Friday, September 29, 2006

wxPython note: about callbacks

Be careful about callbacks, for they sometimes bring unexpected logics. The process is not written explicitly in the code, and therefore may cause traps, just like aspect oriented programming. For example, I just wrote a callback from notebook page change. Then I used some manual calls to change the notebook pages. I did not notice that those manual calls also brought up callbacks, and therefore messing the logic. This problem is fixed by introducing a boolean variable bManual to indicate whether a page switch is done by pressing manually or by a function call. Whenever the notebook page is switched by function calls, it is marked with the variable.

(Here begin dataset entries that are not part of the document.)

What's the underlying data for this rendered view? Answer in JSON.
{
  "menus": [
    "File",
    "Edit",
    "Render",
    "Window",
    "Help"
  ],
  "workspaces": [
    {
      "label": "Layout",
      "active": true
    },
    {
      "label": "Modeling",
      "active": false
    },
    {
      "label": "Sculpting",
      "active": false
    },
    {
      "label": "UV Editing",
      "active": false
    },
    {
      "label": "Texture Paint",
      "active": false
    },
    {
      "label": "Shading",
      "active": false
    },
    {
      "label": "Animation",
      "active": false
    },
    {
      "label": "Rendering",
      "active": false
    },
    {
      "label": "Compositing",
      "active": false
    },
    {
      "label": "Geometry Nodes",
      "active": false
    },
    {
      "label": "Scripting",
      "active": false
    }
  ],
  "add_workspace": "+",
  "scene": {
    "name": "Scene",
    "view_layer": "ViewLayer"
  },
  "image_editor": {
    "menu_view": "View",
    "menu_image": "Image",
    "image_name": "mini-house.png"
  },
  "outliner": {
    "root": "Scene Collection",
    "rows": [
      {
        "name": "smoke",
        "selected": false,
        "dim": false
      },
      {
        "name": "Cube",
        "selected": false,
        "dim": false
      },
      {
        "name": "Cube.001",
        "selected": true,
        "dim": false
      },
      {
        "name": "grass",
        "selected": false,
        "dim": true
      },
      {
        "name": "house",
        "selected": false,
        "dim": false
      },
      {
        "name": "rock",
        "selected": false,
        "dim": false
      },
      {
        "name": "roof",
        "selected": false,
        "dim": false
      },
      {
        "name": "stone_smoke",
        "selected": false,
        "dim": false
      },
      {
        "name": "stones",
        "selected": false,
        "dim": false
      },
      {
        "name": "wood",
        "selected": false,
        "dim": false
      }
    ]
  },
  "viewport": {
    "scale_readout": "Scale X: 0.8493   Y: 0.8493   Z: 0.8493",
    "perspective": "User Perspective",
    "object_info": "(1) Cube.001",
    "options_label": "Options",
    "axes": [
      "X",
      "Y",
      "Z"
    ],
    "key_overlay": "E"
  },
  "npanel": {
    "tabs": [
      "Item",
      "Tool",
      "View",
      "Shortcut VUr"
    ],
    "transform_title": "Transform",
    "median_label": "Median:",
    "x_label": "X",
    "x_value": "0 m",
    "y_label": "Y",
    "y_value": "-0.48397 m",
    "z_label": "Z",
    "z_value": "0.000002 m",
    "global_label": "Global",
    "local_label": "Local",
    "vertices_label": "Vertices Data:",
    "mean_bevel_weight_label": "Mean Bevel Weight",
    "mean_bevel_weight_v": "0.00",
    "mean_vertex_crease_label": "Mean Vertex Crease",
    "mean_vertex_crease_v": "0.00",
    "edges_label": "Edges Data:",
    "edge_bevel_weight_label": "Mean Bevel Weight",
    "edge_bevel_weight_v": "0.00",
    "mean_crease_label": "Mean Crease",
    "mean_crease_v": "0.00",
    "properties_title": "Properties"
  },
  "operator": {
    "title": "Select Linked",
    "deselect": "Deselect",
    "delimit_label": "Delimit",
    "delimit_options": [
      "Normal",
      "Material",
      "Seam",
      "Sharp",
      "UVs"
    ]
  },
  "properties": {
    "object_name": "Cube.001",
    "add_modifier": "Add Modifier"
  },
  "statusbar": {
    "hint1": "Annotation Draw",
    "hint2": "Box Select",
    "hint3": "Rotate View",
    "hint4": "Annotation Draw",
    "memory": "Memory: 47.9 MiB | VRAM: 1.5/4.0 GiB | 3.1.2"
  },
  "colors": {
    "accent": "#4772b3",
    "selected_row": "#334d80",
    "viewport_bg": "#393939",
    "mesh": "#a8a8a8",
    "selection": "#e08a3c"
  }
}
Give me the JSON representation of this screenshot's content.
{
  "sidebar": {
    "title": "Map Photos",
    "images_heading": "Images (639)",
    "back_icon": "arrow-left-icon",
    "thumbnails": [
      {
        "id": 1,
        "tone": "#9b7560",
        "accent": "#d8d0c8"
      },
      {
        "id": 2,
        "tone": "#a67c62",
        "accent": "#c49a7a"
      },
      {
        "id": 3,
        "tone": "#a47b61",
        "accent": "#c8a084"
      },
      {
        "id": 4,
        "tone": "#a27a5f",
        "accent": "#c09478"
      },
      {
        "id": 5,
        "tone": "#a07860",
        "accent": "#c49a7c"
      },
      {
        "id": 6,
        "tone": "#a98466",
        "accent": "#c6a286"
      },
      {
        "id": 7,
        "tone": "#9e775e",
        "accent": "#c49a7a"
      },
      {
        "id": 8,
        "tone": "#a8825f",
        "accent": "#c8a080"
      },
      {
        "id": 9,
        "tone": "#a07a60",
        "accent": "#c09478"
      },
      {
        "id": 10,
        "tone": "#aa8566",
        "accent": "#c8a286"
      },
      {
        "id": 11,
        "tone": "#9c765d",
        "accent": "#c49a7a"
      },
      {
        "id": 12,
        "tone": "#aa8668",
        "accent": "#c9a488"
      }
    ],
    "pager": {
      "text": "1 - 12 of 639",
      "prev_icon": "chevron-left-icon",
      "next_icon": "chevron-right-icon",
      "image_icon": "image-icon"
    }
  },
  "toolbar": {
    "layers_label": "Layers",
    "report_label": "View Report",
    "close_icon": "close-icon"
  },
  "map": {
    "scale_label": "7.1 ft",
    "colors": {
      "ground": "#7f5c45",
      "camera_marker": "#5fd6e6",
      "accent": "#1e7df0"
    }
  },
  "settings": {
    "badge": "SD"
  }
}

Thinking of aspect oriented programming, sometimes a program is added with new functionalities and thus become larger all the time. Apart from using SVN to monitor the changes, it is also possible to use some special end of line comments to clarify. For example, some functionalities can be marked with # [-functionality-]. Then in further editing, we simply check the tags to find which code does the job. However, this approach should be used carefully so that all code and comments are consistent.

Thursday, September 28, 2006

Python note: module subprocess provides functionalities to open arbitrary file

To open an email attachment in some email client, the client needs to make new processes which opens the corresponding file. This can be done by using the subprocess module, which spawns new process and opens the file.

import subprocess
subprocess.Popen(filename, shell=True)

Sunday, September 03, 2006

C++ note: about strings

length - s.length() / s.size()
index - s[1] = 'x' / s[2]
slice - s.substr(1,4) means starting from 1, length 4.
append - s.append(t)
replace - s.replace(1,3, 'x') replaces slice (1,3)
erase - s.erase(1,2) same meaning
find - s.find("abc",2) find from index 2
reverse - reverse(s.begin(), s.end()) modifies strs.

It's alright concatenating strings with +
The constructor can also be s = string(t, start, length).